Oct. 16 (Bloomberg) -- European Union carbon allowances rose the most in more than three months after German Chancellor Angela Merkel said she favored a proposal to bolster the region’s carbon market.
Benchmark EU permits for December gained 7.7 percent to 5.34 euros ($7.21) a metric ton on London’s ICE Futures Europe, the highest close since Sept. 27. It earlier rose as much as 11 percent, the biggest intraday gain since July 3. Merkel’s comments are her most explicit backing yet for moves to address an oversupply in the bloc’s 53 billion-euro cap-and-trade market through a process known as backloading.
“We need a certain degree of backloading of CO2 emissions so certificate prices return to a sensible level,” Merkel said in a speech today to a labor group in Hanover, Germany. “That’s OK, because the economic growth rates on which the pool of CO2 certificates is based haven’t happened in the last few years.”
The support of the re-elected leader of Europe’s biggest economy may help break a deadlock in EU talks on the emergency fix that has been exacerbated by the failure of Merkel’s second- term government to take a position on backloading. Prices fell as much as 92 percent from their 2008 high, making it more profitable to generate power by burning coal instead of cleaner natural gas.

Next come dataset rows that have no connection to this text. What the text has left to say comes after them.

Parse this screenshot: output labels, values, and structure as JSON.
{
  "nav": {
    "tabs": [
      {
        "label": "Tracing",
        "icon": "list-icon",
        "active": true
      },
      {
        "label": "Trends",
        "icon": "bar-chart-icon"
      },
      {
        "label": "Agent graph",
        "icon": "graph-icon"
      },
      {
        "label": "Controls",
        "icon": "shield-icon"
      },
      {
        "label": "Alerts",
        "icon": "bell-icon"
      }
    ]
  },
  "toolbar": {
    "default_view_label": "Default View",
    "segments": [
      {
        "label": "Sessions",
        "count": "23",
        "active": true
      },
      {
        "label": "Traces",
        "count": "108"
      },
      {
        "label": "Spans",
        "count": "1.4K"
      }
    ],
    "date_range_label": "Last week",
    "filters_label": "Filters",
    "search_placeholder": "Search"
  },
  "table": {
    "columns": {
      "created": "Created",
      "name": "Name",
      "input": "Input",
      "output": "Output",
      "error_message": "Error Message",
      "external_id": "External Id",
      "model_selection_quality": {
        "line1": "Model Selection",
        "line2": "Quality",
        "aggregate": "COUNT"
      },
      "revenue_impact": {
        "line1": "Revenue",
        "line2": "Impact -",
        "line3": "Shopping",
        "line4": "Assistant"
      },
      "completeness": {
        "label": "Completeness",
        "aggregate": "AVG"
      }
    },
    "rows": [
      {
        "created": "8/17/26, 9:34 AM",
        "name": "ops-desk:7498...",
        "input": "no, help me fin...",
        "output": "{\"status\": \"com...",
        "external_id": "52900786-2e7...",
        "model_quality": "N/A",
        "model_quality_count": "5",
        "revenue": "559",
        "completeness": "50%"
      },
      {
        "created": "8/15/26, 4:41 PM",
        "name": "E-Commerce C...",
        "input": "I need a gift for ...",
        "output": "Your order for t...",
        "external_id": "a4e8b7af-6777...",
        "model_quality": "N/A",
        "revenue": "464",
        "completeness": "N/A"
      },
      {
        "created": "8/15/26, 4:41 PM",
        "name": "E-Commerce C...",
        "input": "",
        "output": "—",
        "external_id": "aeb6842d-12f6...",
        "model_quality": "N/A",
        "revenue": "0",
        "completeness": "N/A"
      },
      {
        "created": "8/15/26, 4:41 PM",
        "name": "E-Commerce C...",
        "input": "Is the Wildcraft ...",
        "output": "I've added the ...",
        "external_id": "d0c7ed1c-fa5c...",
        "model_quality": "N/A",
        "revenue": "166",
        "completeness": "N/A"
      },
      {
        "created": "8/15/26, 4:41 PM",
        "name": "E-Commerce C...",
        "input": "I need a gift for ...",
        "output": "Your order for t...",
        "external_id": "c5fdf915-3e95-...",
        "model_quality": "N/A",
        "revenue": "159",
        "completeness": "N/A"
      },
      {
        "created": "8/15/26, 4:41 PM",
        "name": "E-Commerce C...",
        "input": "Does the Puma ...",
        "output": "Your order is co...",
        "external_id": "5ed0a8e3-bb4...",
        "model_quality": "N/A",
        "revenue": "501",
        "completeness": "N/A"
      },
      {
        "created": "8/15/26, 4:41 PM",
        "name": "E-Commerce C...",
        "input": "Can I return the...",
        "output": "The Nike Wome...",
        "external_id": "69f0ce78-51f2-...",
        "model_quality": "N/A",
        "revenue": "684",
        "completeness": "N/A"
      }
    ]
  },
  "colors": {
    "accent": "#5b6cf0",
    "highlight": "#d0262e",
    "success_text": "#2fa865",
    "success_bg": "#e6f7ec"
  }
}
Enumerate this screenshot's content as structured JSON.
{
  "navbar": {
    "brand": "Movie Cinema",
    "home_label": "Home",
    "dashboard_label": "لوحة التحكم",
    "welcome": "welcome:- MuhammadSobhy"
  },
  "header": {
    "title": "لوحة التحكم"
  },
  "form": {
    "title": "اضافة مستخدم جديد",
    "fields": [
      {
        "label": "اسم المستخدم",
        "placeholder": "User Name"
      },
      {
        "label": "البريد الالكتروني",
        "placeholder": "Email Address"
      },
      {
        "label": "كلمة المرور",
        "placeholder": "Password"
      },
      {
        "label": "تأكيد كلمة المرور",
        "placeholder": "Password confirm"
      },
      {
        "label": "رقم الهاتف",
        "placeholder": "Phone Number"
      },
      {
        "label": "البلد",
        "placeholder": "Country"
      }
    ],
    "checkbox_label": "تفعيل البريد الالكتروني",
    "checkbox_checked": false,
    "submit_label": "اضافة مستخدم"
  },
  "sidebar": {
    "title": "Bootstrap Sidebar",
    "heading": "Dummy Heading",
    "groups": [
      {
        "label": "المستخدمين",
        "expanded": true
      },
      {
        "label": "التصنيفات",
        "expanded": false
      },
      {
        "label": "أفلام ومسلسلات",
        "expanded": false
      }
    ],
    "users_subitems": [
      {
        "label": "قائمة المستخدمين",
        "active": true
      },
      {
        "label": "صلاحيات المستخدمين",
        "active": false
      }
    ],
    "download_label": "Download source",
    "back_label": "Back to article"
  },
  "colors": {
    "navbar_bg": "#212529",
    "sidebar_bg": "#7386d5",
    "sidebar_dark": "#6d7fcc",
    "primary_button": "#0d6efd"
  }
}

“When certificate prices are higher, the sequence of power plants that are competitive will shift again,” allowing gas generation to compete with coal-fired plants, Merkel said.
--With assistance from Tony Czuczka in Berlin. Editors: Rob Verdonck, Matthew Brown